I’ve reached my target of 20 Gretchin for an old school Space Ork force. These can well be used as part of a clan list or as Gretchin Bandits. Since I also recently bought Rogue Stars, I could pick a pirate gang from them.
Gretchin swarming through a derelict space craft
The final additions are one proper old lead figure and one 2nd edition plastic Gretchin. I had the box set and used these guys regularly since I didn’t own any metal sculpts in the day, but this is probably the first one I actually completely painted.
These diminutive pirates are the curse of merchant shipping across the sector
Next I’ll be painting a squad of da boyz and a retinue for the Warboss.
I’ve been expanding the Gretchin mob for my Blood Axes with two ‘proper’ Rogue Trader miniatures and one 2nd edition sculpt. That brings me up to 18, looking to pick up two more for an even 100 points under the ‘Ere We Go army list. Not that it matters gaming wise, I am using army lists more as collecting/painting goals these days.
The two older figures are amongst my favourites so far. They are perfect as freebooterz, so I’ll always have the option of fielding the mob in different contexts.
His playlist exclusively consists of Disorder by The Exploited
Geared up for a fight
New kid with fancy shooter
From the back the differences in sculpting are most noticeable. To fit in with the plastic mono-pause Gretchin from the 2nd edition box set, the design of the whole range was streamlined and simplified. Only with the arrival of Gorkamorka Gretchin design experienced a bit of a renaissance and some individual character was reintroduced.
Lurking to take pot shots at the enemy
The Orcs were a major force in Warhammer 40k when I started out, with several large volumes of background and army lists complementing the Rogue Trader rule set. I had a force consisting of Goffs, Bad Moons and Freebooterz cobbled together, which got lost on one too many warp jumps.

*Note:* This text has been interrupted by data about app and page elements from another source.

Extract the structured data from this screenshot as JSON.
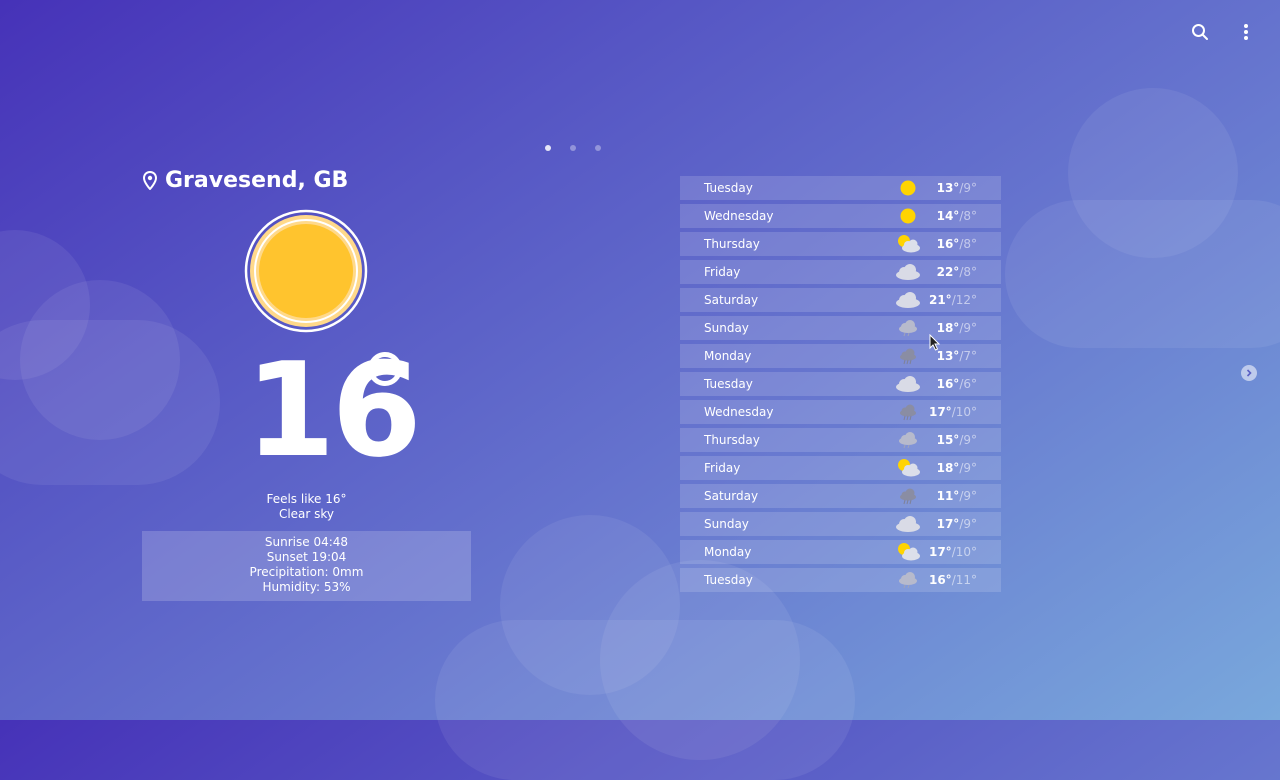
{
  "location": {
    "name": "Gravesend, GB"
  },
  "current": {
    "temperature": "16",
    "feels_like": "Feels like 16°",
    "condition": "Clear sky",
    "icon": "sun-icon"
  },
  "details": {
    "sunrise": "Sunrise 04:48",
    "sunset": "Sunset 19:04",
    "precipitation": "Precipitation: 0mm",
    "humidity": "Humidity: 53%"
  },
  "forecast": [
    {
      "day": "Tuesday",
      "hi": "13°",
      "lo": "/9°",
      "icon": "sun"
    },
    {
      "day": "Wednesday",
      "hi": "14°",
      "lo": "/8°",
      "icon": "sun"
    },
    {
      "day": "Thursday",
      "hi": "16°",
      "lo": "/8°",
      "icon": "sun-cloud"
    },
    {
      "day": "Friday",
      "hi": "22°",
      "lo": "/8°",
      "icon": "cloud"
    },
    {
      "day": "Saturday",
      "hi": "21°",
      "lo": "/12°",
      "icon": "cloud"
    },
    {
      "day": "Sunday",
      "hi": "18°",
      "lo": "/9°",
      "icon": "cloud-rain"
    },
    {
      "day": "Monday",
      "hi": "13°",
      "lo": "/7°",
      "icon": "cloud-dark-rain"
    },
    {
      "day": "Tuesday",
      "hi": "16°",
      "lo": "/6°",
      "icon": "cloud"
    },
    {
      "day": "Wednesday",
      "hi": "17°",
      "lo": "/10°",
      "icon": "cloud-dark-rain"
    },
    {
      "day": "Thursday",
      "hi": "15°",
      "lo": "/9°",
      "icon": "cloud-rain"
    },
    {
      "day": "Friday",
      "hi": "18°",
      "lo": "/9°",
      "icon": "sun-cloud"
    },
    {
      "day": "Saturday",
      "hi": "11°",
      "lo": "/9°",
      "icon": "cloud-dark-rain"
    },
    {
      "day": "Sunday",
      "hi": "17°",
      "lo": "/9°",
      "icon": "cloud"
    },
    {
      "day": "Monday",
      "hi": "17°",
      "lo": "/10°",
      "icon": "sun-cloud"
    },
    {
      "day": "Tuesday",
      "hi": "16°",
      "lo": "/11°",
      "icon": "cloud-rain"
    }
  ],
  "pager": {
    "count": 3,
    "active": 0
  },
  "colors": {
    "sun": "#ffc42e",
    "sun_ring": "#ffd98a",
    "cloud": "#d9dbe6",
    "dark_cloud": "#8a8da3"
  }
}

For the last couple of years I gradually built up a new collection mostly through impulse buys, and after having re-read ‘Ere We Go, Waaargh the Orks and Freebooterz, I recently decided on raising a small force of Blood Axes.
The Warboss and his entourage, poised for greater things
I’ll loosely base the force on the army list in ‘Ere We Go, with some licence regarding weapon choices and unit sizes. To start me off, I painted the Blood Axes Warboss, and finished some more Gretchin which had languished in painting limbo for over a decade. There are a few more of them to come, and I might form them up into a mob of Gretchin Bandits together with a unit of 13 I already have.
The Warboss stems from the Golden Axe household
The Gretchin have equipped themselves with looted armour
I’ve completed another little side project in the shape of three Zoats. I vaguely envisage them being used in Rogue Trader style skirmishes against my Catachans and for Advanced Space Crusade, but more than anything I just felt like painting them.
Being a genetically modified slave race of the Tyranids with rebellious tendencies, they provide a lot of opportunity for storytelling in games of Warhammer 40k.
A stampede of Zoats breaks through the jungle undergrowth
I only bought the models recently and was suitably endeared by what chunky lumps of lead they are. I decided to paint them in tones that make them compatible with my Genestealers, including purples, browns and black for the hooves and claws.
The Zoat is using Tyranid bio-technology to enhance its natural abilities
After I enjoyed painting four Ratling snipers for Warhammer 40k the other week I couldn’t really rest until I had requisitioned the remaining two figures from the series as well.
The six troopers perfectly split into two small fireteams of three, each with a leader wearing a communications headset.
The recently promoted Corporal Brewmeister now leads the second fireteam into action.
Next to join the ranks of my Necrons for Warhammer 40k is a Cryptek, accompanied by a swarm of Canoptek Scarabs. Carrying a chronometron, he can slow the flow of time, allowing his unit to evade incoming fire. Anything that makes Necrons harder to put down and more likely to get back up is a must have in my view.
Keeper of ancient technological marvels
Again I stuck with a mostly metal body and painted the back armour in black. Nothing too ostentatious on my tomb world.
Black plate armour protects the Cryptek’s metal spine
For the Scarab swarms I am using the old metal variety which I always liked. With their little skull faces and mandibles they look more aggressive than the newer models.
Scarabs swarm ahead of the army to attack enemy armour